Elizabeth Way was the first operator ; ;
and a night operator was also employed .
Anyone fortunate enough to have one of those early phones advertised the fact along with the telephone number in the Manchester Journal .
In 1918 the New England Telephone Company began erecting a building to house its operations on the corner of U. S. Rte. 7 and what is now Memorial Avenue at Manchester Center .
Service running through Barnumville and to Bennington County towns east of the mountains was in the hands of the `` Gleason Telephone Company '' in 1925 , but major supervision of telephone lines in Manchester was with the New England Telephone and Telegraph Company , which eventually gained all control .
More aerial and underground equipment was installed as well as office improvements to take care of the expanding business .
In 1931 Mrs. F. H. Briggs , agent and chief operator , who was to retire in 1946 with thirty years' service , led agency offices in sales for the year with $2,490 .
William Hitchcock , who retired in 1938 , was a veteran of thirty-four years' local service .
Another veteran telephone operator was Edith Fleming Blackmer , who had been in the office forty years at the time of her death in 1960 .
In 1932 Dorset received its own exchange , which made business easier for the Manchester office , but it was not until February 1953 that area service was extended to include Manchester and Dorset .
This eliminated toll calls between the two towns .
Within a month , calls were up seventy per cent .
electricity plays such an important part in community life today that it is difficult to envision a time when current was not available for daily use .
Yet one has to go back only some sixty years .
The first mention of an electric plant in Manchester seems to be one installed in Reuben Colvin's and Houghton's gristmill on the West Branch in Factory Point .
No records are available as to the date or extent of installation , but it may have been in 1896 .
On June 14 , 1900 the Manchester Journal reported that an electrical engineer was installing an electric light plant for Edward S. Isham at `` Ormsby Hill '' .
This was working by the end of August and giving satisfactory service .
In November 1900 surveying was done under John Marsden on the east mountains to ascertain if it would be possible to get sufficient water and fall to operate an electric power plant .
Nothing came of it , perhaps due to lack of opportunity for water storage .
The next step was construction by the Manchester Light and Power Company of a plant on the west bank of the Battenkill south of Union Street bridge .
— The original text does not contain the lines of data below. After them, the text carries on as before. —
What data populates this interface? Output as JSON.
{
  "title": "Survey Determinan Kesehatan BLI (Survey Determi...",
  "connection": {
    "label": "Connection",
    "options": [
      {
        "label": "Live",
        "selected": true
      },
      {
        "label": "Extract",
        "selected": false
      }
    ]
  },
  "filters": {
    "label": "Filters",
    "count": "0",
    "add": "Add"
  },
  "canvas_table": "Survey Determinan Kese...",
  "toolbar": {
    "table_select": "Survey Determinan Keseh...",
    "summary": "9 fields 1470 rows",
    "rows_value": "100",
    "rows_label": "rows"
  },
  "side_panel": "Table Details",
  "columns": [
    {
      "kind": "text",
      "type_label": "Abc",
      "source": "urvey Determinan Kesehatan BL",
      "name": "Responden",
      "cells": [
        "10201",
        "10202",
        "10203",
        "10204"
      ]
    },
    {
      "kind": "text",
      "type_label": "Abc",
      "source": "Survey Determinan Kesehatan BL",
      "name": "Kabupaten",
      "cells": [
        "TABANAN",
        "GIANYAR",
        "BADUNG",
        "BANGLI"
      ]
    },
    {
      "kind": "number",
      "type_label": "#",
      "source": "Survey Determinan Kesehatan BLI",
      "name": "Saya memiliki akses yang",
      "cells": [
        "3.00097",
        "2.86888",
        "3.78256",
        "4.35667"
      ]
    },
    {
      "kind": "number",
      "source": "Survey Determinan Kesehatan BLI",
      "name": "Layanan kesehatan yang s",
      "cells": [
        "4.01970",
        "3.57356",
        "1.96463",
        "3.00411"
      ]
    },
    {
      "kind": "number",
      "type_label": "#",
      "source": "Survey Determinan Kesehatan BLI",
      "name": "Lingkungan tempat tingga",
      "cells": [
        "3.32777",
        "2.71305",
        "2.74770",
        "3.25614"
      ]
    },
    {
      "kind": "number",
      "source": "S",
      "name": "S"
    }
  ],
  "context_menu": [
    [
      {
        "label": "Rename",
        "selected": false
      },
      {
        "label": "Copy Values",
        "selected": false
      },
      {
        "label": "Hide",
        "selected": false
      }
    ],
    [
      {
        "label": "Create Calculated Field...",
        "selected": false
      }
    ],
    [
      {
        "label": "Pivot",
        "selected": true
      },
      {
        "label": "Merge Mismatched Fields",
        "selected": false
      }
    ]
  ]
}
This was nearly completed May 23 , 1901 with a promise of lights by June 10 , but the first light did not go on until September 28 .
It was at the end of the sidewalk in front of the Dellwood Cemetery cottage .
The first directors of the Manchester Light and Power Company were John Marsden , M. L. Manley , William F. Orvis , George Smith , and John Blackmer .
The officers were John Marsden , president ; ;
John C. Blackmer , vice-president ; ;
George Smith , treasurer ; ;
and William F. Orvis , secretary .
Marsden was manager of the company for ten years and manager of its successor company , the Colonial Light and Power Company , for one year .
At about the time the Marsden enterprise was getting under way , the Vail Light and Lumber Company started construction of a chair stock factory on the site of the present Bennington Co-operative Creamery , intending to use its surplus power for generating electricity .
Manchester then had two competing power companies until 1904 , when the Manchester Light and Power Company purchased the transmission system of the Vail Company .
This was fortunate , as the Vail plant burned in 1905 .
The Colonial Light and Power Company was succeeded by the Vermont Hydro-Electric Corporation , which in turn was absorbed by the Central Vermont Public Service Corporation .
The latter now furnishes the area with electricity distributed from a modern sub-station at Manchester Depot which was put into operation February 19 , 1930 and was improved in January 1942 by the installation of larger transformers .
For a time following the abandonment of the local plant , electric current for Manchester was brought in from the south with an emergency tie-in with the Vermont Marble Company system to the north .